When Architect Chris Dyson and his wife Sarah first fell in love with the once grand 18th-century Spitalfields townhouse, it was little more than a derelict wreck. Formerly the home of an eminent London Physician in the 1700’s, the buildings gradual decline followed a chequered history. Turned into a maze of factory sweatshops during the 1930’s and suffering severe bomb damage during World War II, many of the homes original features had been tragically lost. Glorious sash windows had been replaced by steel frames, industrial brickwork had been covered under layers of render, and the architectural character all but smothered under years of neglect.
However despite the turmoil of the past, remarkably the building was still structurally sound, and so began the 17 year challenge of restoring this run down five storey Georgian town house back to its former glory.
Through dedication, savvy and sympathetic salvage yard finds and an innate understanding of the buildings architectural heritage, Chris and Sarah slowly but surely reclaimed their homes iconic Spitalfields identity.
The exterior render was stripped back to reveal the original Georgian brickwork, timber detailing replaced to create the period shopfront features, and a magnificent 8 foot high front door installed, perfecting the historic façade.
The classic high ceilings throughout the ground floor built to accommodate the original shop, now contain an airy sitting room bathed in light. Dark painted woodwork highlights the reinstated classic sash windows and industrial detailing with an atmosphere of historic solemnity. A warm leather Chesterfield creates a stately impression softened by years of wear and a traditional antique writing bureau hints at an industrious past of business and ledgers. Soft, pale walls enhance the feeling of luxurious space throughout the interior, and minimalist details, in metals and raw wood throughout hint at the properties industrial heritage.

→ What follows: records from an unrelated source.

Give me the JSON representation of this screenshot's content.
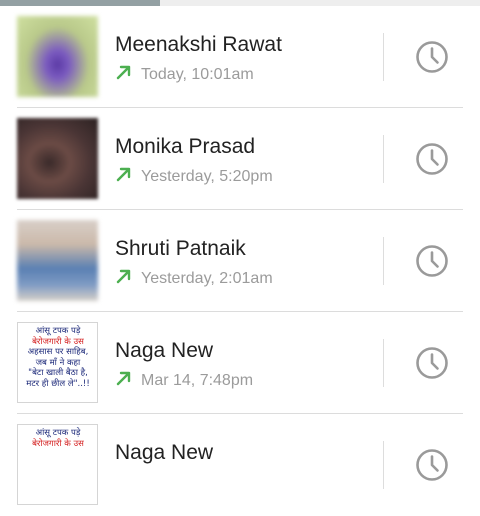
{
  "calls": [
    {
      "name": "Meenakshi Rawat",
      "time": "Today, 10:01am",
      "avatar_style": "blur1",
      "direction_icon": "outgoing-call-arrow-icon",
      "action_icon": "clock-icon"
    },
    {
      "name": "Monika Prasad",
      "time": "Yesterday, 5:20pm",
      "avatar_style": "blur2",
      "direction_icon": "outgoing-call-arrow-icon",
      "action_icon": "clock-icon"
    },
    {
      "name": "Shruti Patnaik",
      "time": "Yesterday, 2:01am",
      "avatar_style": "blur3",
      "direction_icon": "outgoing-call-arrow-icon",
      "action_icon": "clock-icon"
    },
    {
      "name": "Naga New",
      "time": "Mar 14, 7:48pm",
      "avatar_style": "quote",
      "avatar_lines": [
        "आंसू टपक पड़े",
        "बेरोजगारी के उस",
        "अहसास पर साहिब,",
        "जब माँ ने कहा",
        "\"बेटा खाली बैठा है,",
        "मटर ही छील ले\"..!!"
      ],
      "direction_icon": "outgoing-call-arrow-icon",
      "action_icon": "clock-icon"
    },
    {
      "name": "Naga New",
      "time": "",
      "avatar_style": "quote",
      "avatar_lines": [
        "आंसू टपक पड़े",
        "बेरोजगारी के उस"
      ],
      "direction_icon": "outgoing-call-arrow-icon",
      "action_icon": "clock-icon"
    }
  ],
  "colors": {
    "outgoing_arrow": "#4caf50",
    "clock": "#9a9a9a",
    "tab_indicator": "#93a0a3",
    "name_text": "#222222",
    "meta_text": "#9b9b9b"
  }
}
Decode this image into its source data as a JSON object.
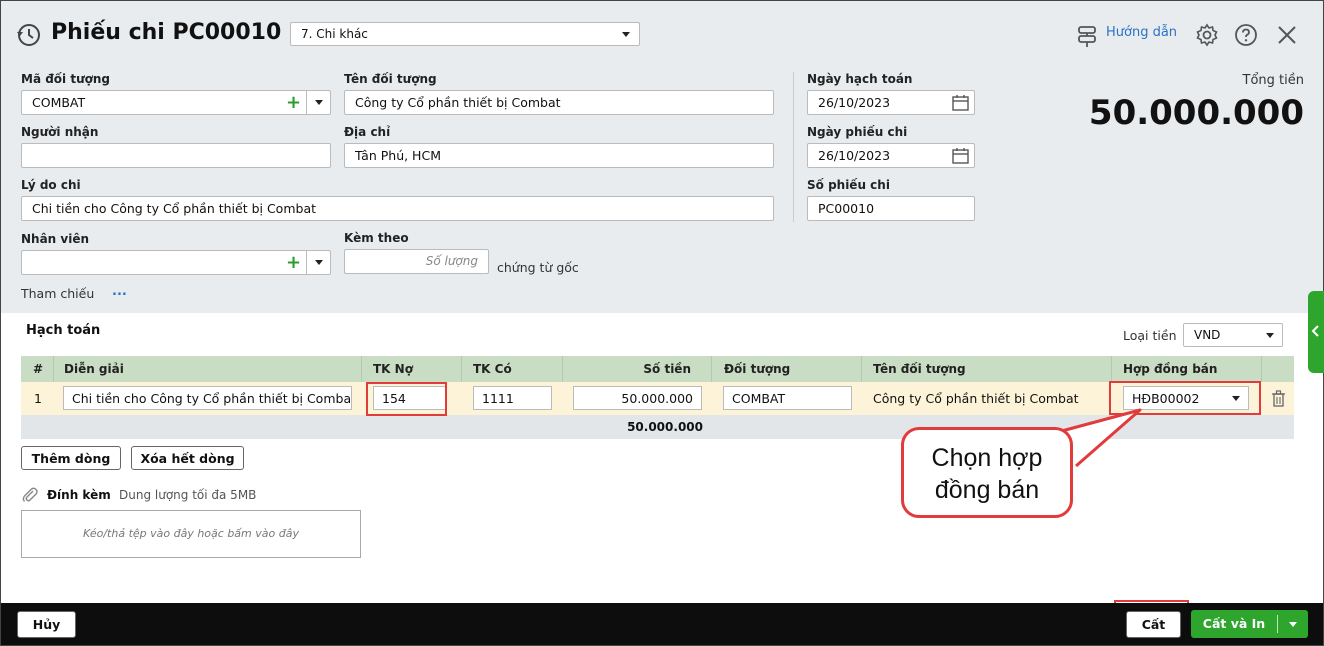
{
  "header": {
    "title": "Phiếu chi PC00010",
    "type_select": "7. Chi khác",
    "guide_label": "Hướng dẫn"
  },
  "form": {
    "ma_doi_tuong_label": "Mã đối tượng",
    "ma_doi_tuong_value": "COMBAT",
    "ten_doi_tuong_label": "Tên đối tượng",
    "ten_doi_tuong_value": "Công ty Cổ phần thiết bị Combat",
    "nguoi_nhan_label": "Người nhận",
    "nguoi_nhan_value": "",
    "dia_chi_label": "Địa chỉ",
    "dia_chi_value": "Tân Phú, HCM",
    "ly_do_chi_label": "Lý do chi",
    "ly_do_chi_value": "Chi tiền cho Công ty Cổ phần thiết bị Combat",
    "nhan_vien_label": "Nhân viên",
    "nhan_vien_value": "",
    "kem_theo_label": "Kèm theo",
    "so_luong_placeholder": "Số lượng",
    "chung_tu_goc": "chứng từ gốc",
    "tham_chieu_label": "Tham chiếu",
    "tham_chieu_more": "...",
    "ngay_hach_toan_label": "Ngày hạch toán",
    "ngay_hach_toan_value": "26/10/2023",
    "ngay_phieu_chi_label": "Ngày phiếu chi",
    "ngay_phieu_chi_value": "26/10/2023",
    "so_phieu_chi_label": "Số phiếu chi",
    "so_phieu_chi_value": "PC00010",
    "tong_tien_label": "Tổng tiền",
    "tong_tien_value": "50.000.000"
  },
  "hach_toan": {
    "title": "Hạch toán",
    "loai_tien_label": "Loại tiền",
    "loai_tien_value": "VND",
    "columns": [
      "#",
      "Diễn giải",
      "TK Nợ",
      "TK Có",
      "Số tiền",
      "Đối tượng",
      "Tên đối tượng",
      "Hợp đồng bán"
    ],
    "row": {
      "index": "1",
      "dien_giai": "Chi tiền cho Công ty Cổ phần thiết bị Combat",
      "tk_no": "154",
      "tk_co": "1111",
      "so_tien": "50.000.000",
      "doi_tuong": "COMBAT",
      "ten_doi_tuong": "Công ty Cổ phần thiết bị Combat",
      "hop_dong_ban": "HĐB00002"
    },
    "total": "50.000.000",
    "add_row_label": "Thêm dòng",
    "clear_rows_label": "Xóa hết dòng"
  },
  "attach": {
    "label": "Đính kèm",
    "hint": "Dung lượng tối đa 5MB",
    "dropzone": "Kéo/thả tệp vào đây hoặc bấm vào đây"
  },
  "callout": {
    "line1": "Chọn hợp",
    "line2": "đồng bán"
  },
  "footer": {
    "cancel_label": "Hủy",
    "save_label": "Cất",
    "save_print_label": "Cất và In"
  },
  "colors": {
    "accent_green": "#2ea62e",
    "highlight_red": "#e23b3b",
    "grid_header": "#c9dcc4",
    "link_blue": "#2a73c4"
  }
}
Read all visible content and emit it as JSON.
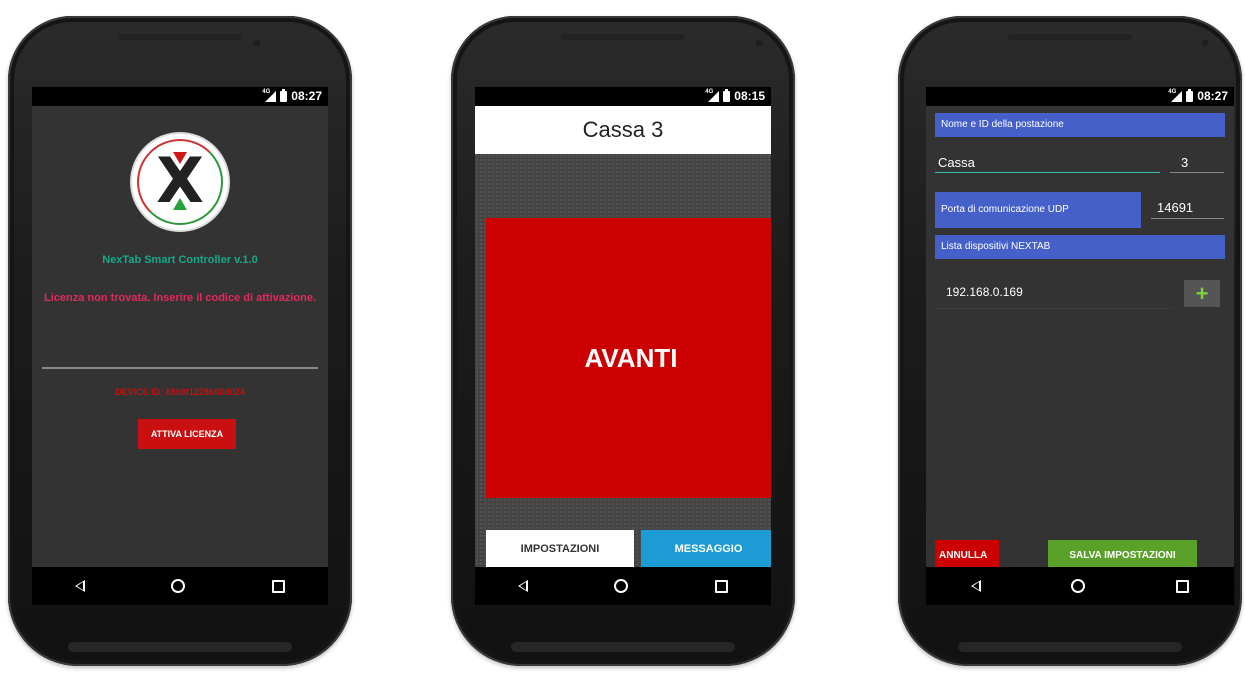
{
  "phones": [
    {
      "status": {
        "time": "08:27",
        "net": "4G"
      },
      "title": "NexTab Smart Controller v.1.0",
      "message": "Licenza non trovata. Inserire il codice di attivazione.",
      "device_id": "DEVICE ID: 8569f1228b60d024",
      "activate_label": "ATTIVA LICENZA"
    },
    {
      "status": {
        "time": "08:15",
        "net": "4G"
      },
      "header_title": "Cassa 3",
      "main_button_label": "AVANTI",
      "settings_label": "IMPOSTAZIONI",
      "message_label": "MESSAGGIO"
    },
    {
      "status": {
        "time": "08:27",
        "net": "4G"
      },
      "section_name_id": "Nome e ID della postazione",
      "name_value": "Cassa",
      "id_value": "3",
      "udp_label": "Porta di comunicazione UDP",
      "udp_value": "14691",
      "devices_section": "Lista dispositivi NEXTAB",
      "devices": [
        "192.168.0.169"
      ],
      "add_label": "+",
      "cancel_label": "ANNULLA",
      "save_label": "SALVA IMPOSTAZIONI"
    }
  ],
  "colors": {
    "accent_red": "#cc0000",
    "accent_blue": "#1c9bd4",
    "accent_green": "#5aa12a",
    "section_blue": "#4560c9",
    "teal_title": "#17a98a",
    "pink_message": "#e3285d"
  }
}
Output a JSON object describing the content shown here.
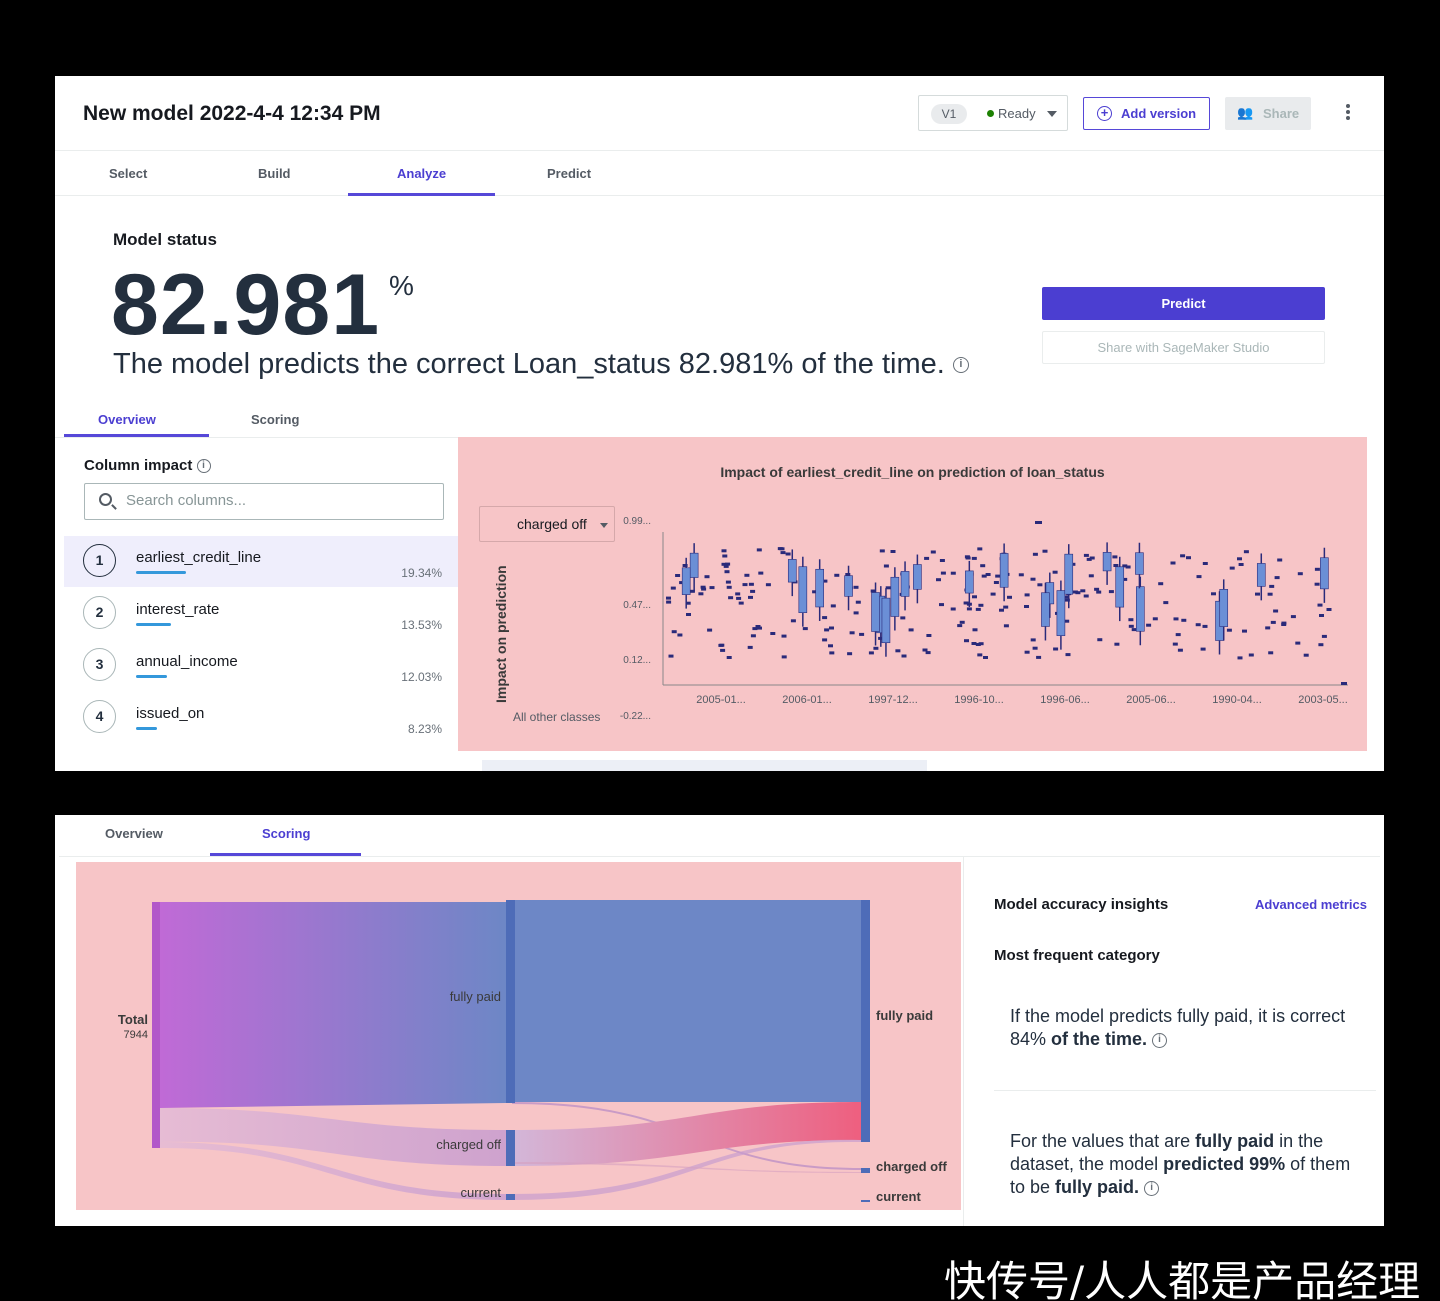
{
  "header": {
    "title": "New model 2022-4-4 12:34 PM",
    "version": "V1",
    "status": "Ready",
    "add_version": "Add version",
    "share": "Share"
  },
  "tabs": [
    "Select",
    "Build",
    "Analyze",
    "Predict"
  ],
  "active_tab": "Analyze",
  "model_status": {
    "label": "Model status",
    "accuracy": "82.981",
    "unit": "%",
    "sentence": "The model predicts the correct Loan_status 82.981% of the time."
  },
  "actions": {
    "predict": "Predict",
    "share_studio": "Share with SageMaker Studio"
  },
  "sub_tabs": [
    "Overview",
    "Scoring"
  ],
  "column_impact": {
    "label": "Column impact",
    "search_placeholder": "Search columns...",
    "columns": [
      {
        "rank": "1",
        "name": "earliest_credit_line",
        "value": "19.34%",
        "fraction": 0.1934
      },
      {
        "rank": "2",
        "name": "interest_rate",
        "value": "13.53%",
        "fraction": 0.1353
      },
      {
        "rank": "3",
        "name": "annual_income",
        "value": "12.03%",
        "fraction": 0.1203
      },
      {
        "rank": "4",
        "name": "issued_on",
        "value": "8.23%",
        "fraction": 0.0823
      }
    ]
  },
  "chart": {
    "title": "Impact of earliest_credit_line on prediction of loan_status",
    "class_selected": "charged off",
    "ylabel": "Impact on prediction",
    "other_classes_label": "All other classes"
  },
  "chart_data": {
    "type": "scatter",
    "title": "Impact of earliest_credit_line on prediction of loan_status",
    "ylabel": "Impact on prediction",
    "y_ticks": [
      "0.99...",
      "0.47...",
      "0.12...",
      "-0.22..."
    ],
    "y_tick_values": [
      0.99,
      0.47,
      0.12,
      -0.22
    ],
    "ylim": [
      -0.22,
      0.99
    ],
    "x_ticks": [
      "2005-01...",
      "2006-01...",
      "1997-12...",
      "1996-10...",
      "1996-06...",
      "2005-06...",
      "1990-04...",
      "2003-05..."
    ],
    "points_description": "dense box-and-whisker markers per earliest_credit_line category"
  },
  "scoring": {
    "tabs": [
      "Overview",
      "Scoring"
    ],
    "active": "Scoring",
    "sankey": {
      "total_label": "Total",
      "total_value": "7944",
      "actual": [
        "fully paid",
        "charged off",
        "current"
      ],
      "predicted": [
        "fully paid",
        "charged off",
        "current"
      ]
    },
    "insights": {
      "title": "Model accuracy insights",
      "advanced": "Advanced metrics",
      "most_frequent": "Most frequent category",
      "p1_a": "If the model predicts fully paid, it is correct 84% ",
      "p1_b": "of the time.",
      "p2_a": "For the values that are ",
      "p2_b": "fully paid",
      "p2_c": " in the dataset, the model ",
      "p2_d": "predicted 99%",
      "p2_e": " of them to be ",
      "p2_f": "fully paid.",
      "info": "i"
    }
  },
  "watermark": "快传号/人人都是产品经理",
  "colors": {
    "accent": "#4b3ed1",
    "chart_bg": "#f7c5c7",
    "marker": "#2a2a7a",
    "box": "#6b8fd6",
    "bar": "#3498db"
  }
}
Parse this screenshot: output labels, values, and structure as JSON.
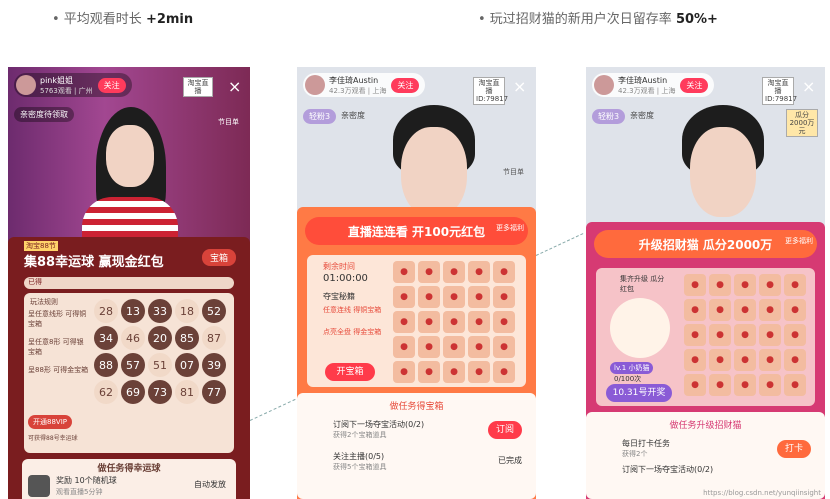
{
  "captions": {
    "left_prefix": "• 平均观看时长 ",
    "left_value": "+2min",
    "right_prefix": "• 玩过招财猫的新用户次日留存率 ",
    "right_value": "50%+"
  },
  "p1": {
    "anchor": "pink姐姐",
    "meta": "5763观看 | 广州",
    "follow": "关注",
    "platform": "淘宝直播",
    "close": "×",
    "intimacy": "亲密度待领取",
    "schedule": "节目单",
    "badge": "淘宝88节",
    "title": "集88幸运球 赢现金红包",
    "chest": "宝箱",
    "progress": "已得",
    "rules": "玩法规则",
    "rule_items": [
      "呈任意线形 可得铜宝箱",
      "呈任意8形 可得银宝箱",
      "呈88形 可得金宝箱"
    ],
    "balls": [
      "28",
      "13",
      "33",
      "18",
      "52",
      "34",
      "46",
      "20",
      "85",
      "87",
      "88",
      "57",
      "51",
      "07",
      "39",
      "62",
      "69",
      "73",
      "81",
      "77"
    ],
    "vip_btn": "开通88VIP",
    "vip_note": "可获得88号幸运球",
    "task_header": "做任务得幸运球",
    "task_line1": "奖励 10个随机球",
    "task_line2": "观看直播5分钟",
    "task_status": "自动发放"
  },
  "p2": {
    "anchor": "李佳琦Austin",
    "meta": "42.3万观看 | 上海",
    "follow": "关注",
    "platform": "淘宝直播",
    "platform_id": "ID:79817",
    "close": "×",
    "likes": "轻粉3",
    "intimacy": "亲密度",
    "schedule": "节目单",
    "banner": "直播连连看 开100元红包",
    "more": "更多福利",
    "countdown_label": "剩余时间",
    "countdown": "01:00:00",
    "secret": "夺宝秘籍",
    "tips": [
      "任意连线 得铜宝箱",
      "点亮全盘 得金宝箱"
    ],
    "open_btn": "开宝箱",
    "task_header": "做任务得宝箱",
    "tasks": [
      {
        "title": "订阅下一场夺宝活动(0/2)",
        "sub": "获得2个宝箱道具",
        "action": "订阅"
      },
      {
        "title": "关注主播(0/5)",
        "sub": "获得5个宝箱道具",
        "action": "已完成"
      }
    ]
  },
  "p3": {
    "anchor": "李佳琦Austin",
    "meta": "42.3万观看 | 上海",
    "follow": "关注",
    "platform": "淘宝直播",
    "platform_id": "ID:79817",
    "close": "×",
    "likes": "轻粉3",
    "intimacy": "亲密度",
    "prize": "瓜分 2000万元",
    "banner": "升级招财猫 瓜分2000万",
    "more": "更多福利",
    "cat_title": "集齐升级 瓜分红包",
    "level": "lv.1 小奶猫",
    "exp": "0/100次",
    "open_date": "10.31号开奖",
    "task_header": "做任务升级招财猫",
    "tasks": [
      {
        "title": "每日打卡任务",
        "sub": "获得2个",
        "action": "打卡"
      },
      {
        "title": "订阅下一场夺宝活动(0/2)",
        "sub": "",
        "action": ""
      }
    ],
    "watermark": "https://blog.csdn.net/yunqiinsight"
  }
}
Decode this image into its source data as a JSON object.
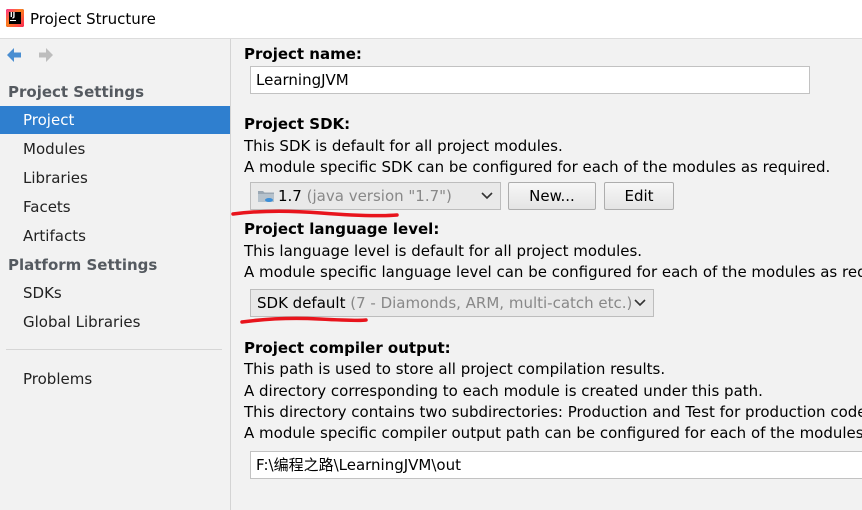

On the upper floors, Antique fisherman’s lamps illuminate a contemporary four poster bed, Georgian display niches fill the alcoves and wrought iron chandeliers hang above open fireplaces, beautiful in their pared back functional simplicity, whilst a bespoke mahogany staircase leads to the top floor master-suite. Bare wood floorboards and rough-luxe cabinets create a minimalist backdrop for the striking simple lines of the industrial styled bath. Handcrafted from pure copper, and hand finished using traditional artisan techniques to create the stunning rustic-luxe tin finish, the bath creates a subtle statement full of stately minimalism, and understated grandeur.
The dedicated and patient restoration of this piece of iconic architectural heritage, artfully combines the industrial, vintage and luxury styles in a sincere interpretation of design. Combining contemporary touches, with classic period styling and raw materials, the effect is a warm family home, full of history and intriguing ambience.
The full story can be found in 25 Beautiful Homes Magazine.